By Francesco Terzago On Monday, November 20 th, 2017 · no Comments · In

HyparVault is an experimental vaulted stone structure fabricated with near zero waste of material. This is possible using a new type of block, based on a known ruled surface, the hyperbolic paraboloid, fabricated by means of wire cutting technology using a robotic arm. The structure, designed by architects of New Fundamentals Research Group, is an unique barrel built using just two types of stone blocks, which are the mirror images of each other. The blocks have trapezoidal forms and they are axially perforated to allow the passage of the stainless steel cables inside.

Volta SNBR
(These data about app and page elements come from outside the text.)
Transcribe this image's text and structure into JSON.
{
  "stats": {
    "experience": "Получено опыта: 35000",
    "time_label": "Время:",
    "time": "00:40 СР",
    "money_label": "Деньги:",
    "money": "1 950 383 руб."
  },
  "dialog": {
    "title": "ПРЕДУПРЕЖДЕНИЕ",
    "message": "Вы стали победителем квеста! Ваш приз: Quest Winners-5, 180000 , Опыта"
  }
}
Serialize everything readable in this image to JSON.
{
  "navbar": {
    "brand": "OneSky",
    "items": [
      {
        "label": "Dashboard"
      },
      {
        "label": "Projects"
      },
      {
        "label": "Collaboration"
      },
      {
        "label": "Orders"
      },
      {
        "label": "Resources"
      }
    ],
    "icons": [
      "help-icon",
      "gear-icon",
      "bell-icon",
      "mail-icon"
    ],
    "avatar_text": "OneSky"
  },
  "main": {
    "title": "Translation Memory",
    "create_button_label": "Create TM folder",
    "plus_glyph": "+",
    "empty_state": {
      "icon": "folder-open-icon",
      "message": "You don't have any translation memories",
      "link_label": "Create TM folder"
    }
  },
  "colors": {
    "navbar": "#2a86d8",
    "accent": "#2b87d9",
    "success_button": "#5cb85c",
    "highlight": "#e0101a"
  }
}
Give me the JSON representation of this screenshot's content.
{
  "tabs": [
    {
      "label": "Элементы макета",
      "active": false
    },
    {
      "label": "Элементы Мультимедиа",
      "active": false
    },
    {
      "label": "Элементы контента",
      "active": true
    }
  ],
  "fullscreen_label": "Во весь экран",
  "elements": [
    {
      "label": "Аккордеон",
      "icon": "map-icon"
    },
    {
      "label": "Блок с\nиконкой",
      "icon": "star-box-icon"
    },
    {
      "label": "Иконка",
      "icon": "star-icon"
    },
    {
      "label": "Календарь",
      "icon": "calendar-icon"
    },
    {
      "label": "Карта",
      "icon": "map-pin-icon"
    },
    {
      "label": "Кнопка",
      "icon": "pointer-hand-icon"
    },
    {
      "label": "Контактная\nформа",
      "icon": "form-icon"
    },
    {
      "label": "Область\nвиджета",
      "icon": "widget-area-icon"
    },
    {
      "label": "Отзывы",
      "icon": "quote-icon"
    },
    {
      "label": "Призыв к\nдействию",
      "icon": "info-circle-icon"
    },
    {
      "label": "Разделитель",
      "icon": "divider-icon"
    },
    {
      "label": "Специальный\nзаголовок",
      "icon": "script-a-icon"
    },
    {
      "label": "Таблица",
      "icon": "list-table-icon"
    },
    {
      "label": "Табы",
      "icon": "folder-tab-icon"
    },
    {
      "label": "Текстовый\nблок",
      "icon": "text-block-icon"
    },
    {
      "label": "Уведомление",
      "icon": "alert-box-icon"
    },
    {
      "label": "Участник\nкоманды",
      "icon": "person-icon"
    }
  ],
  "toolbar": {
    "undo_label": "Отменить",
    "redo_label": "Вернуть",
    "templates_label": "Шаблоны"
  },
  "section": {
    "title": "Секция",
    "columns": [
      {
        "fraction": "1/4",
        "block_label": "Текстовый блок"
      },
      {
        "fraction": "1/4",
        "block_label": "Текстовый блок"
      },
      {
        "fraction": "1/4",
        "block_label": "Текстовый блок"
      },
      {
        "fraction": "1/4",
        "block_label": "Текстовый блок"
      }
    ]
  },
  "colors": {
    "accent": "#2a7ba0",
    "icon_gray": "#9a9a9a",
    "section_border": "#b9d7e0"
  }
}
The vault produced by the robot (metodo additivo) e con tecniche di stampa 3D (metodo additivo).

 

The prestressing of the structure occurs due to post-tensioning of steel cables which are fixed to the base of the barrel vault. The first full scale prototype has been recently built at S.N.B.R., a French company specialized in cutting-edge stone construction using the state of the art technologies in this field. This prototype is the last of a great number of experimental experiences carried out between the research group and the company.

Lo stesso robot cambia la testa in modo automatico: filo diamantato ed elettromadrino.

The same robot is able to cut with the diamond wire saw and use an electric-spindle, thanks to the interchangeable end-effect.

 

The researchers are working on using the same hypar block obtained by means of additive manufacturing processes: made of recomposed stone using waste limestone generated during other processing stages, using the mould and counter-mould technique; fabricated by 3D printing, once again using wasted stone and cement.

The main intent of the research is to establish an innovative connection between shape, structure and fabrication, coding the characteristics of shapes based on the hypar blocks, generating a series of new self-supported vaulted morphologies through integrated parametric analyses.

 

 


Photo credit: Giuseppe Fallacara e Maurizio Barberio